_Task directions_.
The answer should be each line from the entries below that has the word "number" in it.

_Dataset rows describing interfaces_.
------------------------------------------------------------------------
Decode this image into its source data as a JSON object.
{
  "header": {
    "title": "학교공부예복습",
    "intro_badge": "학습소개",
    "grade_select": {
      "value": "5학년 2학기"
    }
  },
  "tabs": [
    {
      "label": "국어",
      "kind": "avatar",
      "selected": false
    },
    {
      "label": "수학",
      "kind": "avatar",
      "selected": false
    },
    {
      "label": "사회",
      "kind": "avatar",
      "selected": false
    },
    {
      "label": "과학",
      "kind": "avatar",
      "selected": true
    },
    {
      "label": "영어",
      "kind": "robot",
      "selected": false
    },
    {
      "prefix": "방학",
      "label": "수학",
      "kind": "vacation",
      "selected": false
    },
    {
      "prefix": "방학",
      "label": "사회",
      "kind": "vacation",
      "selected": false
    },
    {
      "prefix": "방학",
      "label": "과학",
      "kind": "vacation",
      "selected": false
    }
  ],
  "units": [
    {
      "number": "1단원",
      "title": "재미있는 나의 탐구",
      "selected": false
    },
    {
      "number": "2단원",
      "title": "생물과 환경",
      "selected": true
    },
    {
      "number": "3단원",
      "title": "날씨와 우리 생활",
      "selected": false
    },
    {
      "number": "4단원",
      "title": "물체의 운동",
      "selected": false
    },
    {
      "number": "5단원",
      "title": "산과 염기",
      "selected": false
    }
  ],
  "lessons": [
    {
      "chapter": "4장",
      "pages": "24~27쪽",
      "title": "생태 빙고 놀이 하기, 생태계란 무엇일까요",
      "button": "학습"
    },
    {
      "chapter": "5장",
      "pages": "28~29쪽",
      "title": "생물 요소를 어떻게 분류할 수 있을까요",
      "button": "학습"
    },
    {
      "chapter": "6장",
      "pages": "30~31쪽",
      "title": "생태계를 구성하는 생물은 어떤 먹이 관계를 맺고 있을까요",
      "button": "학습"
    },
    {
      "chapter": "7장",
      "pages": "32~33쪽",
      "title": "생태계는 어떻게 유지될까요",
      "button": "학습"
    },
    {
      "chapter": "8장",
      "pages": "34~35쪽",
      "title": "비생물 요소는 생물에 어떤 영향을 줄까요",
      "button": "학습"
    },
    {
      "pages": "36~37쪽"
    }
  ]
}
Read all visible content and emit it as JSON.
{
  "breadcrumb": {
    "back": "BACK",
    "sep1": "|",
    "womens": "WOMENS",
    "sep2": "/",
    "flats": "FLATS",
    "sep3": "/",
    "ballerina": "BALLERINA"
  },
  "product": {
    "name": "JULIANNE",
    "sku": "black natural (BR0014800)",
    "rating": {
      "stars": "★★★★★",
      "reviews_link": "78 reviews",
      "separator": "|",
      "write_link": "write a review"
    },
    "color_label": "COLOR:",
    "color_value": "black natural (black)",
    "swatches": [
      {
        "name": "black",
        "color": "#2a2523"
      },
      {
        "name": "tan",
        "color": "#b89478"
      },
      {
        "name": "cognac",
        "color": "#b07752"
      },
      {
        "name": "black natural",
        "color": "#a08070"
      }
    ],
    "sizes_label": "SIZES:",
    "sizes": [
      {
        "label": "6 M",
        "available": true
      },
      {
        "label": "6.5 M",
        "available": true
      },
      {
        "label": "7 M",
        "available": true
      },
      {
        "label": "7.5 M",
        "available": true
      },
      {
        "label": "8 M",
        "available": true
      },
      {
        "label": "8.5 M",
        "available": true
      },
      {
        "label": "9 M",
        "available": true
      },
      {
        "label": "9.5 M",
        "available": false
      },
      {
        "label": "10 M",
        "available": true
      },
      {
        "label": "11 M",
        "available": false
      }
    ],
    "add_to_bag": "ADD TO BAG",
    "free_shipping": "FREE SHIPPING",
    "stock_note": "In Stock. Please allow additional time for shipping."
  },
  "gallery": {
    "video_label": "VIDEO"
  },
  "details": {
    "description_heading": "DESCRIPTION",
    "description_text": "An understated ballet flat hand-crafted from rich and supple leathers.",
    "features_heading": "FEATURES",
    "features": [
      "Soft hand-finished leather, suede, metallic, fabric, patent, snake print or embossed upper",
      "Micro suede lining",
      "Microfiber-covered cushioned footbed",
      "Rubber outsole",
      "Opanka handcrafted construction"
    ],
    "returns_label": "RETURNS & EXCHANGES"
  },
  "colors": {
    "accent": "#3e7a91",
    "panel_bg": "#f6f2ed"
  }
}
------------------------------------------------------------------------
_Problem solution_.
      "number": "1단원",
      "number": "2단원",
      "number": "3단원",
      "number": "4단원",
      "number": "5단원",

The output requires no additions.